Top of DATA FOR THIS EXERCISE

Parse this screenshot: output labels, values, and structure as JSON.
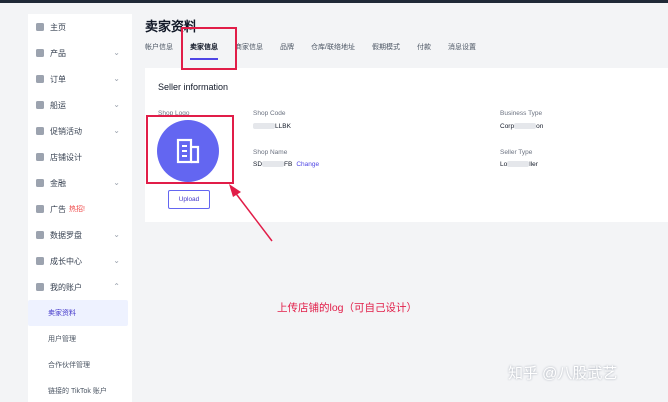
{
  "sidebar": {
    "items": [
      {
        "label": "主页",
        "icon": "home-icon",
        "chevron": ""
      },
      {
        "label": "产品",
        "icon": "box-icon",
        "chevron": "⌄"
      },
      {
        "label": "订单",
        "icon": "list-icon",
        "chevron": "⌄"
      },
      {
        "label": "船运",
        "icon": "truck-icon",
        "chevron": "⌄"
      },
      {
        "label": "促销活动",
        "icon": "megaphone-icon",
        "chevron": "⌄"
      },
      {
        "label": "店铺设计",
        "icon": "store-icon",
        "chevron": ""
      },
      {
        "label": "金融",
        "icon": "wallet-icon",
        "chevron": "⌄"
      },
      {
        "label": "广告",
        "hot": "热招!",
        "icon": "ad-icon",
        "chevron": ""
      },
      {
        "label": "数据罗盘",
        "icon": "chart-icon",
        "chevron": "⌄"
      },
      {
        "label": "成长中心",
        "icon": "medal-icon",
        "chevron": "⌄"
      },
      {
        "label": "我的账户",
        "icon": "user-icon",
        "chevron": "⌃"
      }
    ],
    "sub_items": [
      {
        "label": "卖家资料",
        "active": true
      },
      {
        "label": "用户管理",
        "active": false
      },
      {
        "label": "合作伙伴管理",
        "active": false
      },
      {
        "label": "链接的 TikTok 账户",
        "active": false
      }
    ]
  },
  "page": {
    "title": "卖家资料",
    "tabs": [
      "帐户信息",
      "卖家信息",
      "商家信息",
      "品牌",
      "仓库/联络地址",
      "假期模式",
      "付款",
      "消息设置"
    ],
    "active_tab": 1
  },
  "card": {
    "title": "Seller information",
    "shop_logo_label": "Shop Logo",
    "upload_label": "Upload",
    "shop_code_label": "Shop Code",
    "shop_code_value": "LLBK",
    "shop_name_label": "Shop Name",
    "shop_name_prefix": "SD",
    "shop_name_value": "FB",
    "change_label": "Change",
    "business_type_label": "Business Type",
    "business_type_prefix": "Corp",
    "business_type_value": "on",
    "seller_type_label": "Seller Type",
    "seller_type_prefix": "Lo",
    "seller_type_value": "ller"
  },
  "annotation": "上传店铺的log（可自己设计）",
  "watermark": "知乎 @八股武艺",
  "colors": {
    "accent": "#4f46e5",
    "annotation": "#e11d48"
  }
}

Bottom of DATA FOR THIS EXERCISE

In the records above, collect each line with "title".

    "title": "卖家资料",
    "title": "Seller information",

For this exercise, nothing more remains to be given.